From the listing below, pick out each line with the word "username".

-- The data --
↓↓↓
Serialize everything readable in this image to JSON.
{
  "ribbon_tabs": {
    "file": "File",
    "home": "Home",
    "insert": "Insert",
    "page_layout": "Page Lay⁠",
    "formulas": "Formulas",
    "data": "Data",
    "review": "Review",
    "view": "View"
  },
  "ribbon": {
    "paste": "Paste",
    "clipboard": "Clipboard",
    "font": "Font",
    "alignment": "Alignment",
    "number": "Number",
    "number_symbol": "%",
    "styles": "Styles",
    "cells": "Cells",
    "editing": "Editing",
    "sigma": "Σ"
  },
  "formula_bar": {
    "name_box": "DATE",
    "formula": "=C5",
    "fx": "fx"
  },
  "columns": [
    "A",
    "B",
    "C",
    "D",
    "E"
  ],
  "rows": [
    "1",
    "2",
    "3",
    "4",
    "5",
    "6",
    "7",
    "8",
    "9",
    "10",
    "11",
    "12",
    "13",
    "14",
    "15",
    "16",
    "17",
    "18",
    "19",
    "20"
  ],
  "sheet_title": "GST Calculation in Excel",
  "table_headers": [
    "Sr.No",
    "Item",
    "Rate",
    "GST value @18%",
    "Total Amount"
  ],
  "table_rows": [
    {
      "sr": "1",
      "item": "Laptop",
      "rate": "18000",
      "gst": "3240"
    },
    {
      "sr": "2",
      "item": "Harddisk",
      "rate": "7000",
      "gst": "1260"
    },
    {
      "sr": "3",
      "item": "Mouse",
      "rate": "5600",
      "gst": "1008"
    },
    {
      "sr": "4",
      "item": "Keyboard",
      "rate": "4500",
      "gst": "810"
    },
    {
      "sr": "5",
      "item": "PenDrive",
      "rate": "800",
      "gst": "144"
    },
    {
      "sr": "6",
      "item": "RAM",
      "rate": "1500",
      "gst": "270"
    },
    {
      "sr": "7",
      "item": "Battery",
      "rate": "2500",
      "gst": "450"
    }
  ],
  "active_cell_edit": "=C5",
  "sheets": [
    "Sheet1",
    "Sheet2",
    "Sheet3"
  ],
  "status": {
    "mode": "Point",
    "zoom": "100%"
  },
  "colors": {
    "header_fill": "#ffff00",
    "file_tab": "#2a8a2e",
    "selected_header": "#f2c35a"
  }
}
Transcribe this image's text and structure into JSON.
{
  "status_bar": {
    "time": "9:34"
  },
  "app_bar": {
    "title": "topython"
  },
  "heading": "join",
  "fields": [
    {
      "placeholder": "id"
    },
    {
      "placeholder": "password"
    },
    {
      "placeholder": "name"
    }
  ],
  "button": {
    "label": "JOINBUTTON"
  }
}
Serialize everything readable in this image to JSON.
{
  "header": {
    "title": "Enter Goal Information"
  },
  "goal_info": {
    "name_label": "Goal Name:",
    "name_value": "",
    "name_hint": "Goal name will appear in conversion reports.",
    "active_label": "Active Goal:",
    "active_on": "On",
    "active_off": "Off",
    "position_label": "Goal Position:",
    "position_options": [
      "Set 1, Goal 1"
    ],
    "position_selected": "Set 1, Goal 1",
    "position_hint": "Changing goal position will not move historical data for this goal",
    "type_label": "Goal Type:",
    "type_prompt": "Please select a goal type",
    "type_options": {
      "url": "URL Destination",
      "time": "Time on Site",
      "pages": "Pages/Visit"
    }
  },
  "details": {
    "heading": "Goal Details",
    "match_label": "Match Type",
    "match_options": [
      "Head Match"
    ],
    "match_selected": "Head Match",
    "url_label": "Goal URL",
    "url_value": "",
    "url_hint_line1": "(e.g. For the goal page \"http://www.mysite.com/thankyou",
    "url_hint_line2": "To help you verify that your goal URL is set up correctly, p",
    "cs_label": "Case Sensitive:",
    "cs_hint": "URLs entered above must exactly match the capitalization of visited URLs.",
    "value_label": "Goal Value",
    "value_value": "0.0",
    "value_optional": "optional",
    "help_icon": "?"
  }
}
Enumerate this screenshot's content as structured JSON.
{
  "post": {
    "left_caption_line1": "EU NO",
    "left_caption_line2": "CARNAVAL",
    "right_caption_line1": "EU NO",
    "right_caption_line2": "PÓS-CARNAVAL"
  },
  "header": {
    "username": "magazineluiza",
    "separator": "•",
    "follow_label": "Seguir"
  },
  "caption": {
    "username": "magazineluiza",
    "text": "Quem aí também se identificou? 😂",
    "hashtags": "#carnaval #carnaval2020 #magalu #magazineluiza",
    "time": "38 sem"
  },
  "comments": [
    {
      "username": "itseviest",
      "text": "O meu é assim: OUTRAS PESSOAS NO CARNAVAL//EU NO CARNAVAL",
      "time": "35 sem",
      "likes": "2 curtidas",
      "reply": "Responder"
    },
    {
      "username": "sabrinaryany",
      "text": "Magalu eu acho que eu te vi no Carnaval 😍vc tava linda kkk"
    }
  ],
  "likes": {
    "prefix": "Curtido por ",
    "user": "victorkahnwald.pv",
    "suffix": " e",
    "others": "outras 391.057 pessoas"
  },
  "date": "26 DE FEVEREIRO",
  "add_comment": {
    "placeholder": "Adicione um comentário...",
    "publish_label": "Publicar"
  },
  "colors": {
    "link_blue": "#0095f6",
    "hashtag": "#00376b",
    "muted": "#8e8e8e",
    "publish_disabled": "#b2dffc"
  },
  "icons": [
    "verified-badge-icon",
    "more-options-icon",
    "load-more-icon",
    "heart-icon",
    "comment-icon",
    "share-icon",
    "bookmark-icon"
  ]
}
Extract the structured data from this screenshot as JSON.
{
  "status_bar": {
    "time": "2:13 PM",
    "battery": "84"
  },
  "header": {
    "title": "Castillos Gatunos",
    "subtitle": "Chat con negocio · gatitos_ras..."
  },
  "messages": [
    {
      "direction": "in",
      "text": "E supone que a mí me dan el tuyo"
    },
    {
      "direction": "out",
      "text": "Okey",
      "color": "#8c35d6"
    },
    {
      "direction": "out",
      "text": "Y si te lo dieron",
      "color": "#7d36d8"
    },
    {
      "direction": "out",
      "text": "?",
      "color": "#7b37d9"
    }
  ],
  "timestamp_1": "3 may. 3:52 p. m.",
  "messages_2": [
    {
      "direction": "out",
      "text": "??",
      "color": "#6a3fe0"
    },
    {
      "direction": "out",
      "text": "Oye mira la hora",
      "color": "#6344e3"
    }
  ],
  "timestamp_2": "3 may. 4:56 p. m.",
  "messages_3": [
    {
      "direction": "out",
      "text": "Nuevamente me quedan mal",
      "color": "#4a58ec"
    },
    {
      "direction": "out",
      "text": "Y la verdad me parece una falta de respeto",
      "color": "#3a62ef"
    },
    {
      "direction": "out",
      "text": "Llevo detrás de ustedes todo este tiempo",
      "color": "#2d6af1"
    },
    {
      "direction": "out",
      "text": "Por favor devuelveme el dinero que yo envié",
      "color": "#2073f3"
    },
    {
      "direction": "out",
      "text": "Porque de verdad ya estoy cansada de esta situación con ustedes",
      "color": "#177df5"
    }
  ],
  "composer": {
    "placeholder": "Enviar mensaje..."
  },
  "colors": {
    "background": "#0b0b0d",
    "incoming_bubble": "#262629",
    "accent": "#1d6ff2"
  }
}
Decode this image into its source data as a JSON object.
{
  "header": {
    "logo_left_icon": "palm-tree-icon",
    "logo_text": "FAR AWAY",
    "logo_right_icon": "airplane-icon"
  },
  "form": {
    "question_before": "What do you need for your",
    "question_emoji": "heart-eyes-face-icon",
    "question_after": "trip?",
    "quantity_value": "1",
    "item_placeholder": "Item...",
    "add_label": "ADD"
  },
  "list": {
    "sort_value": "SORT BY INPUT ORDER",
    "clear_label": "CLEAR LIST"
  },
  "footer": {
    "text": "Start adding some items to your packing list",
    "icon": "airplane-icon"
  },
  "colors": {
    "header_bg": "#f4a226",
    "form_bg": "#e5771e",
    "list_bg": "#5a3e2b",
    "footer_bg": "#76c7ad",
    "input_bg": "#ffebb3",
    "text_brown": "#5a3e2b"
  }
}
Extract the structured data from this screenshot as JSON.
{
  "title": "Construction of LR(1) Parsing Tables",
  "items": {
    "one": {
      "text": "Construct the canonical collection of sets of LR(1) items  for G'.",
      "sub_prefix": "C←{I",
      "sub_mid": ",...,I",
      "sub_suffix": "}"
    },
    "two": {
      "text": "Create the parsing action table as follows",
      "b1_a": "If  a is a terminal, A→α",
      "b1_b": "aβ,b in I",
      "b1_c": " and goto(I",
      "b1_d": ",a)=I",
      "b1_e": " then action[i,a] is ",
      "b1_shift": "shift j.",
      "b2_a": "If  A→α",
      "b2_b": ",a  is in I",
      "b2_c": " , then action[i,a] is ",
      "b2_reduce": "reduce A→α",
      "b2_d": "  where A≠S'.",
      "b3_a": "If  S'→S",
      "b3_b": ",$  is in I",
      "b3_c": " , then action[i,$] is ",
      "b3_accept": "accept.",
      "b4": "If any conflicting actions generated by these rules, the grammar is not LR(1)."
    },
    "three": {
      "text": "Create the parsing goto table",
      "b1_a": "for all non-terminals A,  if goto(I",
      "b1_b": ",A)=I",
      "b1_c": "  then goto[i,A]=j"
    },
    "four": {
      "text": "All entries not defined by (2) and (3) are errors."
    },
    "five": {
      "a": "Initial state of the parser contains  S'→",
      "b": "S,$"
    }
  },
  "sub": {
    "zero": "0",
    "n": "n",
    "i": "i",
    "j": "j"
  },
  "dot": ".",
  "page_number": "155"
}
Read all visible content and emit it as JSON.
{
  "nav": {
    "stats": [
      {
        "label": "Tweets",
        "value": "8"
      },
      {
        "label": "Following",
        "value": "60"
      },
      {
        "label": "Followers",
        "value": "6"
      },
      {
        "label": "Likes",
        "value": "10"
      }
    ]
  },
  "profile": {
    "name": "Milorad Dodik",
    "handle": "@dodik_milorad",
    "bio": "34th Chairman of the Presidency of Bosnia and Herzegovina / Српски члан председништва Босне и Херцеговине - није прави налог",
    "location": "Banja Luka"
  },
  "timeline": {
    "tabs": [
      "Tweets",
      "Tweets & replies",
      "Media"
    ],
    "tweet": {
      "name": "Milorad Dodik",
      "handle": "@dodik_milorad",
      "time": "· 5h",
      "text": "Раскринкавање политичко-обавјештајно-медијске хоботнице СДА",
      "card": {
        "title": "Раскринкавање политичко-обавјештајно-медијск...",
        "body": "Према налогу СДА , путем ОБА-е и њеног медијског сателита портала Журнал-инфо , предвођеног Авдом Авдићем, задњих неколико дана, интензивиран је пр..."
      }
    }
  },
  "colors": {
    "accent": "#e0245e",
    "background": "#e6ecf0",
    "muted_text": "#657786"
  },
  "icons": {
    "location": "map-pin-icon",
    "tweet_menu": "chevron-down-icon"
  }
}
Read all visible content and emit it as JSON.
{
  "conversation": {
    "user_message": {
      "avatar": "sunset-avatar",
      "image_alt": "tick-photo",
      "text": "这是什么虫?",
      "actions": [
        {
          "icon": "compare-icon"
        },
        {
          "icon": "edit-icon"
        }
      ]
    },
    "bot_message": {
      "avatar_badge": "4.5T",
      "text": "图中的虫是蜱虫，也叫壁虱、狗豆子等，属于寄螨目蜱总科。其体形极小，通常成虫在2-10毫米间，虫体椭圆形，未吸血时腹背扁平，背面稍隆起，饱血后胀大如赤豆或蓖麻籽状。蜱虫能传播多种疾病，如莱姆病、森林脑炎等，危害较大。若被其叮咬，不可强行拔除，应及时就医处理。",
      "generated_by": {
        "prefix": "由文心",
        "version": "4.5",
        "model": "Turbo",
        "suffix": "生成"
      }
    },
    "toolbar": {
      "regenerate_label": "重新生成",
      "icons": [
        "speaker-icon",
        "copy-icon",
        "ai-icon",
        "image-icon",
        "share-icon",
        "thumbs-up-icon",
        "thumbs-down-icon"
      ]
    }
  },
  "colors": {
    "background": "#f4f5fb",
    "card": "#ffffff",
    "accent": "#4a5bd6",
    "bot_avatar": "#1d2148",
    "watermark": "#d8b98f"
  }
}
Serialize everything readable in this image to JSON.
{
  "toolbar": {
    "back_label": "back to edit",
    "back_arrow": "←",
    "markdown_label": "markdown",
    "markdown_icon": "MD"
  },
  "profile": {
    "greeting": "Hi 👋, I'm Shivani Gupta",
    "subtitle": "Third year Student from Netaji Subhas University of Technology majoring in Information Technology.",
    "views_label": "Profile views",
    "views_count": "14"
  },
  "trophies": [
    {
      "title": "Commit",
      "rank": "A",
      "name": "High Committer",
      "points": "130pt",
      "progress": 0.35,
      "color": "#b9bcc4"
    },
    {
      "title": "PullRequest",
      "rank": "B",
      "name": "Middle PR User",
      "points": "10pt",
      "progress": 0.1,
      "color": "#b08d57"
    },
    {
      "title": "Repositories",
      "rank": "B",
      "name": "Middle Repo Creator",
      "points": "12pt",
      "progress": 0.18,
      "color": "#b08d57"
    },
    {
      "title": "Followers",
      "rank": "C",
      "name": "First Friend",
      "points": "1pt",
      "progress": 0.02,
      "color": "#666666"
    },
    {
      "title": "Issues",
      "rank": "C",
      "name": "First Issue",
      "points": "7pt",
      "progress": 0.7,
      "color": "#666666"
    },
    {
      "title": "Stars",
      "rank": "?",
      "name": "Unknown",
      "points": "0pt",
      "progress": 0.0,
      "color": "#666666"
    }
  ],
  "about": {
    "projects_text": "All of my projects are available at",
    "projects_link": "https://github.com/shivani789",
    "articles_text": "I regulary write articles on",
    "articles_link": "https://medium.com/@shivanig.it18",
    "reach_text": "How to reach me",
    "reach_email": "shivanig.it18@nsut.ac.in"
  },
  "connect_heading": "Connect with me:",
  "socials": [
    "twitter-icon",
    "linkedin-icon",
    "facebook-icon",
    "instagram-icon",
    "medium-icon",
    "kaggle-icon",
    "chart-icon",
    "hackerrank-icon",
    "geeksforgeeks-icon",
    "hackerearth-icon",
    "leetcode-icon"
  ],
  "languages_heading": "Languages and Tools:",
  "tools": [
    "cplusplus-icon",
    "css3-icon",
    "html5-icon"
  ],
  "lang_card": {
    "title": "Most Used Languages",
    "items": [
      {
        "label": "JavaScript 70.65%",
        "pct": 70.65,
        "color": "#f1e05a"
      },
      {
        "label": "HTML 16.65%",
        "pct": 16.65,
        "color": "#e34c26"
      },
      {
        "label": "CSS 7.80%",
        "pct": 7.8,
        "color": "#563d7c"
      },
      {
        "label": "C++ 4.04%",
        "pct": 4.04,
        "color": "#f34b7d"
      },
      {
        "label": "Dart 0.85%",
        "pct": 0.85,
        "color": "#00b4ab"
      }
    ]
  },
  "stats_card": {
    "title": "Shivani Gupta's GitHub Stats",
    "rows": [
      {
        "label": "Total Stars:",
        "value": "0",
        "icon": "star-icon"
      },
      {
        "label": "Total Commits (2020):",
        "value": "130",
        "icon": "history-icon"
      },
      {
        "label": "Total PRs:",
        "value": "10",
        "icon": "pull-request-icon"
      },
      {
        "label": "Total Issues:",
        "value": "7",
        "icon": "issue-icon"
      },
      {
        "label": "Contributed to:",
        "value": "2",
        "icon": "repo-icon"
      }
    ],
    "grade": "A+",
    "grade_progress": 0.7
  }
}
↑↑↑
-- Your response --
    "username": "magazineluiza",
    "username": "magazineluiza",
      "username": "itseviest",
      "username": "sabrinaryany",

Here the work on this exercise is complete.